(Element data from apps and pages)
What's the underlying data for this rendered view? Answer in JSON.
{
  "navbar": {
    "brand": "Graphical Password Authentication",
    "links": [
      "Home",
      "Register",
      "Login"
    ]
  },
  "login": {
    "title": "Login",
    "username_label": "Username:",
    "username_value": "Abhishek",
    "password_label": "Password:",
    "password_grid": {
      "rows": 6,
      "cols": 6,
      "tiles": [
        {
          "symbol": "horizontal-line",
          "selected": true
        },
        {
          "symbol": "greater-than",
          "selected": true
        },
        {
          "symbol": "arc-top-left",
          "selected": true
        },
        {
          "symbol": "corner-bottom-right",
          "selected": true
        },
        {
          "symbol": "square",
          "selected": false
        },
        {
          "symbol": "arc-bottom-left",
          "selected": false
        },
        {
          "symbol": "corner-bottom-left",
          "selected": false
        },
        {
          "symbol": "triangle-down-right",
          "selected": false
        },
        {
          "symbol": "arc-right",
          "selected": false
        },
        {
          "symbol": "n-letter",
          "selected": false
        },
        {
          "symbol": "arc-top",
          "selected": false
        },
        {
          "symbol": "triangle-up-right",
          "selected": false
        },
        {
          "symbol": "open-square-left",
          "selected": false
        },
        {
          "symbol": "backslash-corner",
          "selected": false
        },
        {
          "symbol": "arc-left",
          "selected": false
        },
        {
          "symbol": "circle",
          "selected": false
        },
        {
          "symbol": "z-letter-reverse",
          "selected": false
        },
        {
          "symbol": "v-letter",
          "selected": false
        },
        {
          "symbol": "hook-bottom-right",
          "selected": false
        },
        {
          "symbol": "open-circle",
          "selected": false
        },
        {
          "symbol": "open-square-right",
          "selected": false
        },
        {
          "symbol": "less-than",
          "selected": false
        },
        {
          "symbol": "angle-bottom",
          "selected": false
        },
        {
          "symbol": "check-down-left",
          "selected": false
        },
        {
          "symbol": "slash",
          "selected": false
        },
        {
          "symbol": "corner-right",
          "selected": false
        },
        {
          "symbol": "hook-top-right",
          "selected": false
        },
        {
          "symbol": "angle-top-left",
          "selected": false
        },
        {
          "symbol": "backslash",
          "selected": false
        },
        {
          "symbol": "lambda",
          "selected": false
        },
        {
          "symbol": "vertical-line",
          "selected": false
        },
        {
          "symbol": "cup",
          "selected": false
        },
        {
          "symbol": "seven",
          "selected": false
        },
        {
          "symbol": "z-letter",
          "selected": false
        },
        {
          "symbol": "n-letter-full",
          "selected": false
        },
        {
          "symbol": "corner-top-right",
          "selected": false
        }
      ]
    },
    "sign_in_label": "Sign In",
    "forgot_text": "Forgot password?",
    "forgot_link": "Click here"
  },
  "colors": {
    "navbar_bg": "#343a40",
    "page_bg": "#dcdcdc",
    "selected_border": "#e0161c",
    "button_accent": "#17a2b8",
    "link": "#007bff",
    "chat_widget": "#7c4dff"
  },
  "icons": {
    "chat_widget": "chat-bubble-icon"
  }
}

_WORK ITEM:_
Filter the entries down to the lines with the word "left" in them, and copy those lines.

_SOLUTION FOR THIS EXERCISE:_
          "symbol": "arc-top-left",
          "symbol": "arc-bottom-left",
          "symbol": "corner-bottom-left",
          "symbol": "open-square-left",
          "symbol": "arc-left",
          "symbol": "check-down-left",
          "symbol": "angle-top-left",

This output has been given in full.